Objective: To review the past 10 years of published research on human immunodeficiency virus/acquired immunodeficiency syndrome (HIV/AIDS) in the United States, including psychosocial and psychiatric risk factors, epidemiology, biology, neurocognitive and psychiatric sequelae, disclosure issues, prevention strategies, and biological and behavioral treatments.
Method: Researchers reviewed the English-language literature with a focus on child and adolescent risk factors associated with HIV/AIDS, prevention, and treatment.
Results: Substantial scientific advances have occurred over the past two decades leading to decreased morbidity and mortality in the United States from AIDS-related opportunistic infections. At the same time, rates of HIV infection are increasing in teenagers, young women, and minorities, and growing numbers of youths are living with an infected family member. Understanding HIV risk behavior requires a broad theoretical framework. Comprehensive HIV prevention programs have led to reduced risk behavior among HIV-affected youths and teens at risk of infection. Biological and behavioral treatments of HIV infection continue to evolve and have led to longer life span, improved quality of life, and fewer psychiatric problems.
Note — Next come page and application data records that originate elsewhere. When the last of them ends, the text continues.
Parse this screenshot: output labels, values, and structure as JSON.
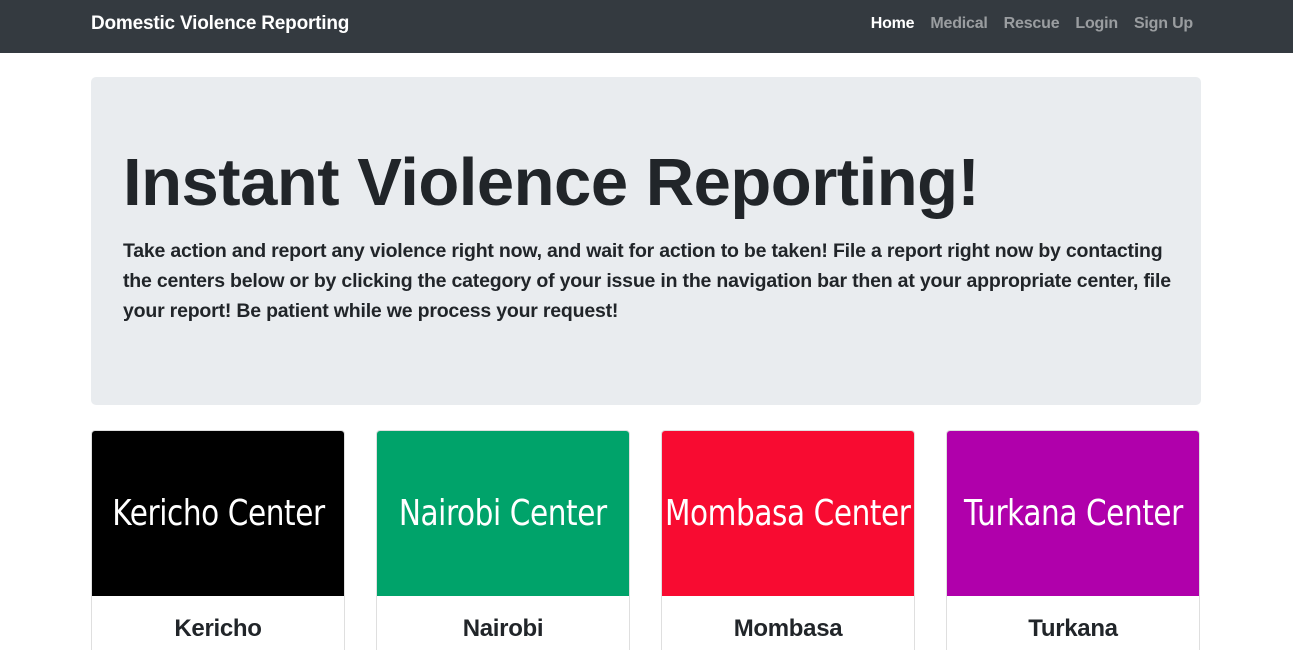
{
  "navbar": {
    "brand": "Domestic Violence Reporting",
    "links": [
      {
        "label": "Home",
        "active": true
      },
      {
        "label": "Medical",
        "active": false
      },
      {
        "label": "Rescue",
        "active": false
      },
      {
        "label": "Login",
        "active": false
      },
      {
        "label": "Sign Up",
        "active": false
      }
    ]
  },
  "hero": {
    "title": "Instant Violence Reporting!",
    "text": "Take action and report any violence right now, and wait for action to be taken! File a report right now by contacting the centers below or by clicking the category of your issue in the navigation bar then at your appropriate center, file your report! Be patient while we process your request!"
  },
  "centers": [
    {
      "image_text": "Kericho Center",
      "title": "Kericho",
      "color": "#000000"
    },
    {
      "image_text": "Nairobi Center",
      "title": "Nairobi",
      "color": "#00a36a"
    },
    {
      "image_text": "Mombasa Center",
      "title": "Mombasa",
      "color": "#f80b31"
    },
    {
      "image_text": "Turkana Center",
      "title": "Turkana",
      "color": "#b000ab"
    }
  ]
}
Conclusions: HIV/AIDS has significant mental health implications, and psychiatry can play a critical role in curbing the epidemic. With minimal effort, mental health professionals can adapt and apply the strategies that they use to treat psychiatric symptoms to prevent HIV transmission behaviors.